As an aside, TypeScript is now my preferred choice for backend development. JavaScript no, but TypeScript yes. The rapid evolution and improvements in the language with Microsoft behind it have been impressive. The language is as strict as you want it to be. Having one set of tooling, CI/CD pipelines, docs, libraries and language experience in your team is much easier than supporting two. All the frontends we work with are React and TypeScript, why not use the same linters, type checking, commit hooks, package repository, formatting configuration, and build tools instead of maintaining say, one set for a Python backend and another for a TypeScript frontend?

Python is totally fine except for its lack of type safety. Do not even attempt to blog at me ✋🏻 about mypy or pylance. It is like saying a Taco Bell is basically a real taqueria. Might get you through the day but it’s not really the same thing 🌮

Construct Generation

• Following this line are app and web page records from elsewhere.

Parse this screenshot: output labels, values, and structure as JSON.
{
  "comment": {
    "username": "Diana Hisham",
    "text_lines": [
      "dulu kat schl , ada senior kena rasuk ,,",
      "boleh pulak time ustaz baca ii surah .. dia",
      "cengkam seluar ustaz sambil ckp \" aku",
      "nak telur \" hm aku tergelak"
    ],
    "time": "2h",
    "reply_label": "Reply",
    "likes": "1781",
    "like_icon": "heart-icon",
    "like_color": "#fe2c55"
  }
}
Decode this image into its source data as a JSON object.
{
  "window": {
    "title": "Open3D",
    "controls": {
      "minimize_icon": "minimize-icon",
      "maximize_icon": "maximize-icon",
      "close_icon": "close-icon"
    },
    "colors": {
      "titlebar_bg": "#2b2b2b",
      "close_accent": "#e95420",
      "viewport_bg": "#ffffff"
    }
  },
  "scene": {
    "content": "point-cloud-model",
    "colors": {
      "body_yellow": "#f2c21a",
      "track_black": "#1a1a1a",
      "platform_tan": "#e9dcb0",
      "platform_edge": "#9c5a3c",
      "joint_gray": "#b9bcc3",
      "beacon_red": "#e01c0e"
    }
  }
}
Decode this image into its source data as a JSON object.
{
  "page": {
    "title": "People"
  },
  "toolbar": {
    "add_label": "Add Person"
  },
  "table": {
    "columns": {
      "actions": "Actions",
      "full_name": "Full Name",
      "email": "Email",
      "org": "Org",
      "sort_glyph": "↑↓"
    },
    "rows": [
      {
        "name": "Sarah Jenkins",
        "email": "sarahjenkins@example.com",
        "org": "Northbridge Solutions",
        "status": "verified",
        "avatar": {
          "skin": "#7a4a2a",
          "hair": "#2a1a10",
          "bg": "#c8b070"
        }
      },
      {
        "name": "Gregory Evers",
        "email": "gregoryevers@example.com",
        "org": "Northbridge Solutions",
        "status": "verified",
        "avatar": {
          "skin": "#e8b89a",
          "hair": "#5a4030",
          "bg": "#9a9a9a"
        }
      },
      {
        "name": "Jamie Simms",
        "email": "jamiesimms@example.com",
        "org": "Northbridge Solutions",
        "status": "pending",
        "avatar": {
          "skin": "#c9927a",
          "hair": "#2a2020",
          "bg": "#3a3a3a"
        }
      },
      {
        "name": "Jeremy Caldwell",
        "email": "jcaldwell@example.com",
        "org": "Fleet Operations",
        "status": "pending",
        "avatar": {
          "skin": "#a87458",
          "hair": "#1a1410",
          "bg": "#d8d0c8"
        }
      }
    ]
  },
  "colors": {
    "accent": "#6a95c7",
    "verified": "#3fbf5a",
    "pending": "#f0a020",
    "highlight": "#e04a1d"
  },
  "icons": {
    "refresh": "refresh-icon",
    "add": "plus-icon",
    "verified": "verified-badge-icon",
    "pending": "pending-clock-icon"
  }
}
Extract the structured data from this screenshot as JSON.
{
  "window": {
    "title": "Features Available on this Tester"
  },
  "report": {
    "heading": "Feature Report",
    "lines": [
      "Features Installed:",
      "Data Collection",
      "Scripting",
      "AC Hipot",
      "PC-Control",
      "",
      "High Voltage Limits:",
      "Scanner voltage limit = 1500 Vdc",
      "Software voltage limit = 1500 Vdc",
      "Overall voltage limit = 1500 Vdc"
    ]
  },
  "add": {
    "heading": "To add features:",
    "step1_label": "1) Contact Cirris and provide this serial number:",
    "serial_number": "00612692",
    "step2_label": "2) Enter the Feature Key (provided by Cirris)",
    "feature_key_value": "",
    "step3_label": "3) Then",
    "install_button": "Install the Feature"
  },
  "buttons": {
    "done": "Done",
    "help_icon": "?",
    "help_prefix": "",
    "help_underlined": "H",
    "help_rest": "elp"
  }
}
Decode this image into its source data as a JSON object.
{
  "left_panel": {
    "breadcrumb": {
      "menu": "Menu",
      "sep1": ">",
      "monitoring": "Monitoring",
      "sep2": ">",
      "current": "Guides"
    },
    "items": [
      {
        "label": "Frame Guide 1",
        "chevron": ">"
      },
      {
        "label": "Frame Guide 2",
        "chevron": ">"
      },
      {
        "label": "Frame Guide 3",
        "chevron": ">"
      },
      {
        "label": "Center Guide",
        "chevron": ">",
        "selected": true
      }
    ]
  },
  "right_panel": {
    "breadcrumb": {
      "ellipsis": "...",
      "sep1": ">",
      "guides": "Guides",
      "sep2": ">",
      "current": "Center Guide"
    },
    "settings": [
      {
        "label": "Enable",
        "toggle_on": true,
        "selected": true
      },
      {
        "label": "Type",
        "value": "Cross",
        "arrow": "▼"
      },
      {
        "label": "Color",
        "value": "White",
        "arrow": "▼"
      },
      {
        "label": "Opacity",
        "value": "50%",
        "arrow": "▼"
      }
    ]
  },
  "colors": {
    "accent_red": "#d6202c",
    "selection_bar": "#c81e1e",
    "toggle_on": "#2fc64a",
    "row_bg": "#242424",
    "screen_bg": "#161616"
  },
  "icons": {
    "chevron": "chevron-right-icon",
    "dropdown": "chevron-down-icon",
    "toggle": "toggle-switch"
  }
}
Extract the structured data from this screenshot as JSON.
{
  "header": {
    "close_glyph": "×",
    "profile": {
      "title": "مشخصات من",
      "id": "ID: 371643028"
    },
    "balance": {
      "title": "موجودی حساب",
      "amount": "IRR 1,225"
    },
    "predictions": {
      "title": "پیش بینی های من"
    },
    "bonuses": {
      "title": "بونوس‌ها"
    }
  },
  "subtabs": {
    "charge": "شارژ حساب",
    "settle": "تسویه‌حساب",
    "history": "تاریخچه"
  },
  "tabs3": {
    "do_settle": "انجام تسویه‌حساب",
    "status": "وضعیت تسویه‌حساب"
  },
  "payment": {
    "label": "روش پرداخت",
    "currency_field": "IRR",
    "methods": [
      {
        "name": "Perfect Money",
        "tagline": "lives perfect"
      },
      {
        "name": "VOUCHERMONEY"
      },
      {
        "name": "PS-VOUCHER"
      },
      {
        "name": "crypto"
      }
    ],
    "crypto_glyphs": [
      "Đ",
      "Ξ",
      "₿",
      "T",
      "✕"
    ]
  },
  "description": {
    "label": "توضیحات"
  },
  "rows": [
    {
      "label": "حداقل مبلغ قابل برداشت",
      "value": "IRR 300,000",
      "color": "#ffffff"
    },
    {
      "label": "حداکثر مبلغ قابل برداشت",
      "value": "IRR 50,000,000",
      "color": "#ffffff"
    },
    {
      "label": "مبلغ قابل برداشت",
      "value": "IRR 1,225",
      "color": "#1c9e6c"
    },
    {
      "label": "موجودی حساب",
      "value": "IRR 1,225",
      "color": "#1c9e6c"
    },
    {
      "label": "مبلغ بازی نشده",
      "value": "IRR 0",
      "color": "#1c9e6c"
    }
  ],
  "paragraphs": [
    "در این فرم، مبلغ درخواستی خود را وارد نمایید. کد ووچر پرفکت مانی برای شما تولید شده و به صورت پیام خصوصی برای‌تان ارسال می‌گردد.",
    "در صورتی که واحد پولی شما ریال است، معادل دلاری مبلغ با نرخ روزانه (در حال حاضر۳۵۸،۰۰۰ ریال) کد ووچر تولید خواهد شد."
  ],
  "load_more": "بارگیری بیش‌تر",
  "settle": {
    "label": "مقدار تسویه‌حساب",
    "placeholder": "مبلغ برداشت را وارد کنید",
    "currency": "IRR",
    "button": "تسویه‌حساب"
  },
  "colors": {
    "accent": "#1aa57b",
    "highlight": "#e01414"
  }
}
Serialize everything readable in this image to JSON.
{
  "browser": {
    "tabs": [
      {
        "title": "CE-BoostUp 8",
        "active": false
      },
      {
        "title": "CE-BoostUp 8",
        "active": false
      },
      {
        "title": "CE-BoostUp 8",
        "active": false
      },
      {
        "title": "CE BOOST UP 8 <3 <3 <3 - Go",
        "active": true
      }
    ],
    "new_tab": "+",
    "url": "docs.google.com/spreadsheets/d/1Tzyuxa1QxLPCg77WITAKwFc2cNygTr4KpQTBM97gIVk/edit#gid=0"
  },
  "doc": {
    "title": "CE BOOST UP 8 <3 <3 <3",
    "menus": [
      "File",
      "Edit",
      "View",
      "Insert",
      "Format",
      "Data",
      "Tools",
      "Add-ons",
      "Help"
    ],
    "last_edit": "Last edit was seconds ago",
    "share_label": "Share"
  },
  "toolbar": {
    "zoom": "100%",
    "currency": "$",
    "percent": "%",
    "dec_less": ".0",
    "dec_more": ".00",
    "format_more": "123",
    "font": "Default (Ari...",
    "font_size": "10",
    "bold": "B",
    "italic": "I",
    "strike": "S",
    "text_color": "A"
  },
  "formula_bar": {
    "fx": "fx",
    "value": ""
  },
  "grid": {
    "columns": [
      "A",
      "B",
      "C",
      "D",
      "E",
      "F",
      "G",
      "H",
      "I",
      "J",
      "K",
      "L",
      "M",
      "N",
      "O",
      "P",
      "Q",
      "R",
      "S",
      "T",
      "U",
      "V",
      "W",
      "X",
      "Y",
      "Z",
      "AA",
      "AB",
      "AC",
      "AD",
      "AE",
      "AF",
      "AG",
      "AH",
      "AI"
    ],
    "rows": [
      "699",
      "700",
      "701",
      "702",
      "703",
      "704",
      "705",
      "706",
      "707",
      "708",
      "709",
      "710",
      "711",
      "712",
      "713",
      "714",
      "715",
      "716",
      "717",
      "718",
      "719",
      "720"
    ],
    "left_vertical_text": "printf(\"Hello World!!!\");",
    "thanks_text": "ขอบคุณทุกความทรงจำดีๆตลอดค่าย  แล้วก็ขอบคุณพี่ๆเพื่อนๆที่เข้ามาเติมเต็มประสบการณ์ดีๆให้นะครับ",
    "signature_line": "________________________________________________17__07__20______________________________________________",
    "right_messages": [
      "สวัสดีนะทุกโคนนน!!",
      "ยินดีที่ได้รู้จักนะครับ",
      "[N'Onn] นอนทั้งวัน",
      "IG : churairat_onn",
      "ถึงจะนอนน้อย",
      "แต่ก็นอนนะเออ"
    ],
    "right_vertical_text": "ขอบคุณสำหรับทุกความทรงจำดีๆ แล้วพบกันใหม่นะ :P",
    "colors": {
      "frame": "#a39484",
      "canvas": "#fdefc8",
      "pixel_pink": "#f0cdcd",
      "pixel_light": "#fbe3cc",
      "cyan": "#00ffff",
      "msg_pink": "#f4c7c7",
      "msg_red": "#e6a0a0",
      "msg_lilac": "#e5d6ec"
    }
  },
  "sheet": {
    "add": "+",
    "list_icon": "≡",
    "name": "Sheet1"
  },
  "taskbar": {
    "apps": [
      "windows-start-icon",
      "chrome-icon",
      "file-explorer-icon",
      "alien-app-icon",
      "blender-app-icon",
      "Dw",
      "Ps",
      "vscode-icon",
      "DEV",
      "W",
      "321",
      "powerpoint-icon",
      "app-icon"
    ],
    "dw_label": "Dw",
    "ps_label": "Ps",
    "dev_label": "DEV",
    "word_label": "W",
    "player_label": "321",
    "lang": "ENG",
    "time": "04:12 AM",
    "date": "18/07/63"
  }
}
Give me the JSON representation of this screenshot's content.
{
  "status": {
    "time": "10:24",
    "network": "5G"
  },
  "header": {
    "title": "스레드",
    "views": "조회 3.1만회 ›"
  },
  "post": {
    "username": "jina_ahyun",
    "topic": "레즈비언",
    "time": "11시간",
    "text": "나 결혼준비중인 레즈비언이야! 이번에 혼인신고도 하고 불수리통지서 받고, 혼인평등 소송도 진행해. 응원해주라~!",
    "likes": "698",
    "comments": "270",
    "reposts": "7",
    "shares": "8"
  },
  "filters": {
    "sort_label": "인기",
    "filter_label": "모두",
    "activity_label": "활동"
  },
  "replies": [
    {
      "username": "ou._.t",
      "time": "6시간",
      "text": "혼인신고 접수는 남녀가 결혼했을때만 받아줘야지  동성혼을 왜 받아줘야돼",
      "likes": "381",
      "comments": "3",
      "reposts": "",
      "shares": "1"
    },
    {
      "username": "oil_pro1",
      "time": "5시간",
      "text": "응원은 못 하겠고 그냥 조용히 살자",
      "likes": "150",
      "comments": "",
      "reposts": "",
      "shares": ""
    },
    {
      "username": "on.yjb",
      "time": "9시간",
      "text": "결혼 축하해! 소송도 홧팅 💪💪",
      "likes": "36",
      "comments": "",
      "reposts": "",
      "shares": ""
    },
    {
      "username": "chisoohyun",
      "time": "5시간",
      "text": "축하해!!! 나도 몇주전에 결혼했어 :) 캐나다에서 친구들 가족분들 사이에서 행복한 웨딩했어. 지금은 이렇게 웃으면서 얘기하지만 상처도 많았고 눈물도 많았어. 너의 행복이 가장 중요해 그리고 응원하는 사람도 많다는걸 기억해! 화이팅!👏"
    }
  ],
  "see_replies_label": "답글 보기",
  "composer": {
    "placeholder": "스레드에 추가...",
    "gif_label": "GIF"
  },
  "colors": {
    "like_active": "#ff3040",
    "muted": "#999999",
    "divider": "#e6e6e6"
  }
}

So we’ve seen the decorated application code, how does it get turned into cloud resources? With the ResourceGeneratorConstruct, a CDK construct that takes your functions and classes as input and generates AWS resources as output.

import { CorsHttpMethod, HttpApi } from "@aws-cdk/aws-apigatewayv2"
import { Construct, Duration, Stack, StackProps, App } from "@aws-cdk/core"
import { ResourceGeneratorConstruct } from "@jetkit/cdk"
import { aliveHandler, AlbumApi } from "../backend/src"  // your app code

export class InfraStack extends Stack {
  constructor(scope: App, id: string, props?: StackProps) {
    super(scope, id, props)

    // create API Gateway
    const httpApi = new HttpApi(this, "Api", {
      corsPreflight: {
        allowHeaders: ["Authorization"],
        allowMethods: [CorsHttpMethod.ANY],
        allowOrigins: ["*"],
        maxAge: Duration.days(10),

    // transmute your app code into infrastructure
    new ResourceGeneratorConstruct(this, "Generator", {
      resources: [AlbumApi, aliveHandler], // supply your API views and functions here

It is necessary to explicitly pass the functions and classes you want resources for to the generator because otherwise esbuild will optimize them out of existence.

Try It Out

@jetkit/cdk is MIT-licensed, open-source, and has documentation and great tests. It doesn’t actually do much at all and that’s the point.

If you want to try it out as fast as humanly possible you can clone the TypeScript project template to get a modern serverless monorepo using NPM v7 workspaces.

Woodworker Designs and Builds the Perfect Tiny House Boat called the Le Koroc
Maybe a foundation isn’t needed after all